Textile Industry leftover fabrics
Textile industry leftover materials are the third type of recycled fabric that we use. These surplus rolls have been left unused for some reason. Often the fiber content and country of origin is unknown. We have had surplus materials for example from a Finnish fabric company that doesn’t exist anymore, rolls with hangtag dates from 90’s etc. It is great that these fabrics are finally turned into garments.
Our unisex print t-shirts and tote bags are produced by Finnish Pure Waste Textiles. It can take over 11,000 liters of fresh water to grow 1 kg of conventionally grown cotton. Therefore, it is important that none of cotton would go to waste. The products are made of leftovers from the clothing manufacturing process in India. The waste is sorted by color, then re-fibered and spun into new yarn. No dyeing is needed. These fabrics are sewed to garments. Precious textile is not wasted, and huge amount of fresh water and chemicals are saved. Mori Collective’s print designs are printed at local prints in Helsinki and Järvenpää.

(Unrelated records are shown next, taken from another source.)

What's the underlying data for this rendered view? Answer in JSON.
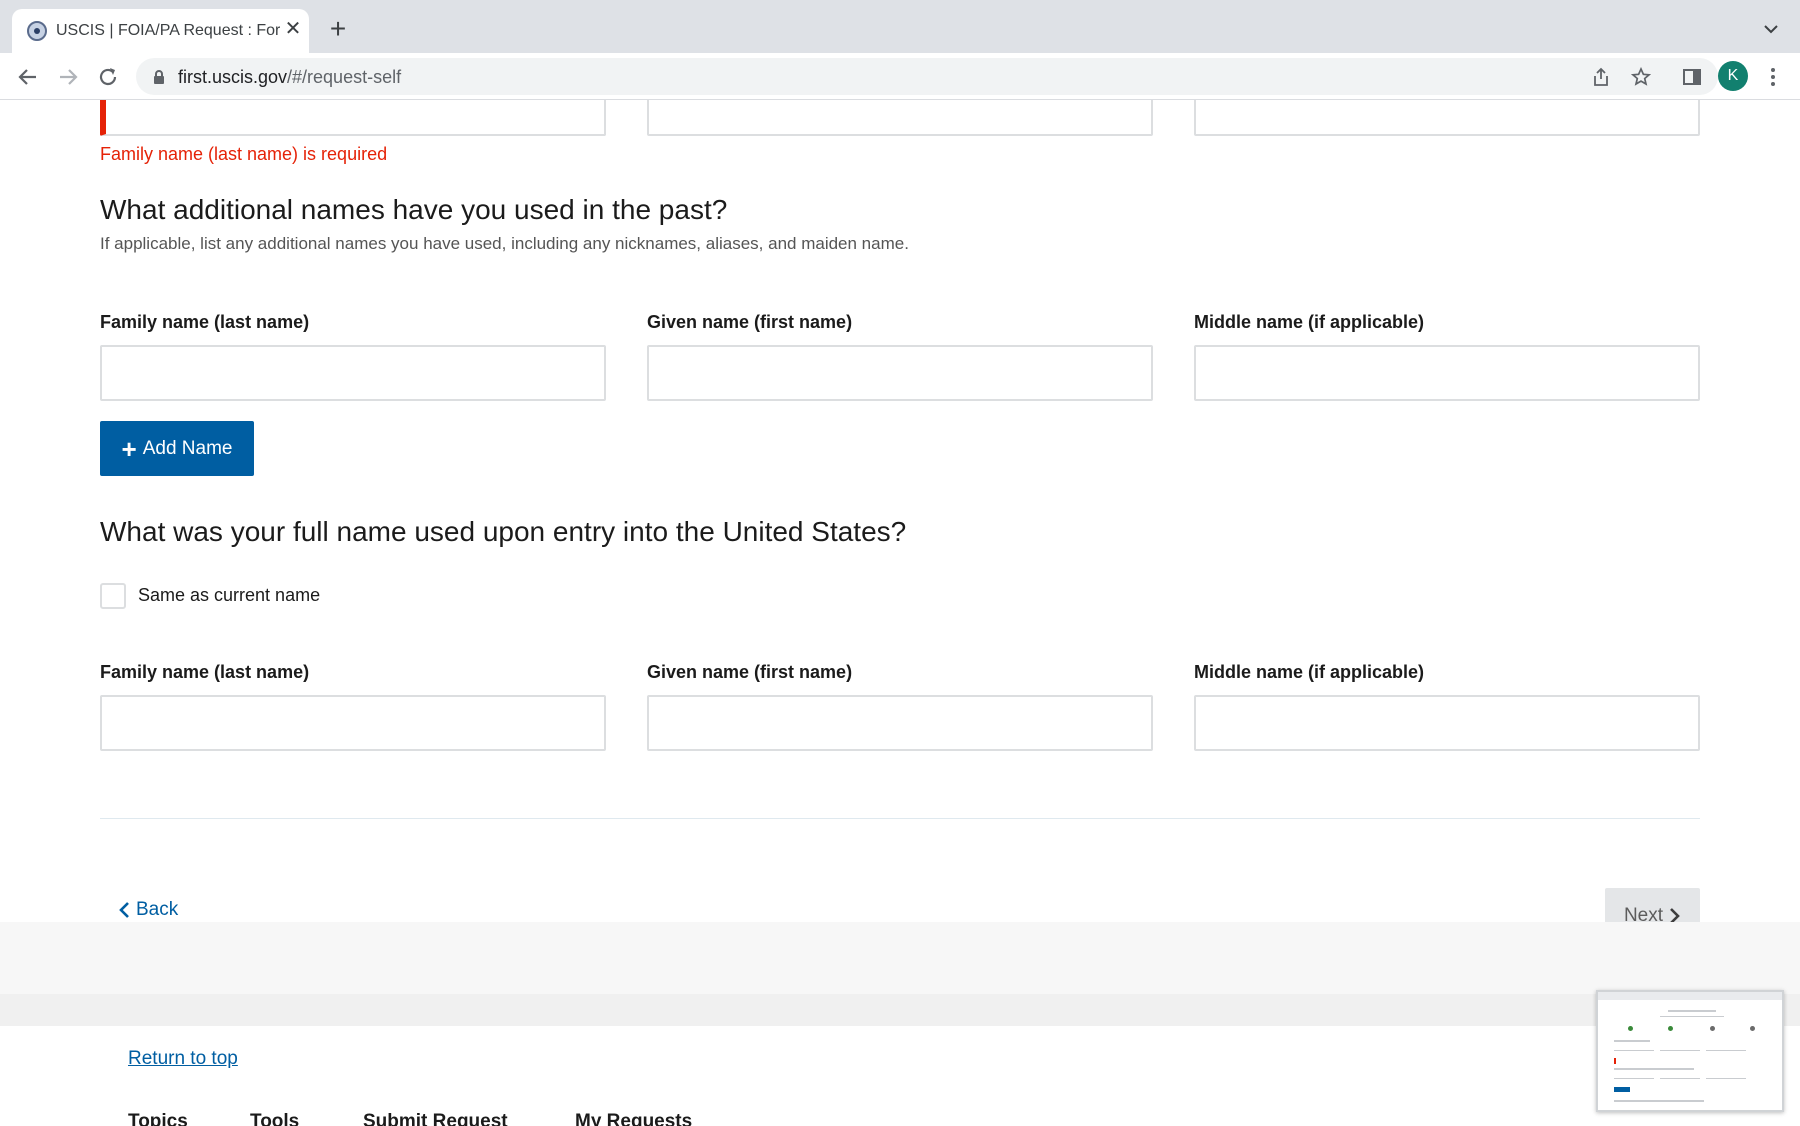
{
  "browser": {
    "tab_title": "USCIS | FOIA/PA Request : For",
    "tab_close": "✕",
    "new_tab": "+",
    "url_host": "first.uscis.gov",
    "url_path": "/#/request-self",
    "profile_initial": "K"
  },
  "form": {
    "top_error": "Family name (last name) is required",
    "additional": {
      "heading": "What additional names have you used in the past?",
      "hint": "If applicable, list any additional names you have used, including any nicknames, aliases, and maiden name.",
      "family_label": "Family name (last name)",
      "given_label": "Given name (first name)",
      "middle_label": "Middle name (if applicable)",
      "family_value": "",
      "given_value": "",
      "middle_value": "",
      "add_button": "Add Name"
    },
    "entry": {
      "heading": "What was your full name used upon entry into the United States?",
      "same_checkbox_label": "Same as current name",
      "same_checked": false,
      "family_label": "Family name (last name)",
      "given_label": "Given name (first name)",
      "middle_label": "Middle name (if applicable)",
      "family_value": "",
      "given_value": "",
      "middle_value": ""
    },
    "back_label": "Back",
    "next_label": "Next"
  },
  "footer": {
    "return_to_top": "Return to top",
    "nav": [
      "Topics",
      "Tools",
      "Submit Request",
      "My Requests"
    ]
  },
  "colors": {
    "primary": "#005ea2",
    "error": "#e52207",
    "disabled_button": "#e4e6e8",
    "avatar": "#12806f"
  }
}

Our t-shirt are made by Pure Waste and printed in Finland
ECONYL® regenerated nylon and recycled polyester
Each year, approximately 8 million metric tons of plastic waste enters our oceans. This is not only a great threat to marine wildlife, but also to human health. If this continues, the oceans will contain more plastic than fish by 2050.*
Synthetic materials such as nylon and polyester can and should be recycled. The recycled fabrics for our Dark Matter pieces are made by Italian company Carvico, and the final fabrics are Oekotex-100 certified. The polyester used is made of 100% recycled polyester from pre and post consumer materials. The rest of the fabric is made with ECONYL® regenerated nylon which is recycled and recyclable nylon derived from pre and post industrial waste such as discarded fishing nets, carpet fluff, and cutting waste. Once they have reached the end of their useful life, instead of being disposed of in the landfill, they are recovered and regenerated to a new fibers and yarns.
Dark Matter reversible Top & Bottom are made of Econyl and recycled polyester
Swimwear and leggings need to stretch, so this is a rare occasion in which we use fabrics that include elastane. The 22% of elastane used is Lycra® Xtra Life™. This fiber technology is designed to provide a long-lasting fit and resist degradation from chlorinated water, the heat and sunscreen lotions up to 10 times longer than unprotected fabrics. Remember to use ecological sunscreens that do not include any harmful chemicals or micro plastics!
*Read more about huge challenges with plastics from "The New Plastics Economy: Rethinking the Future of Plastics” by The Ellen MacArthur Foundation (2016)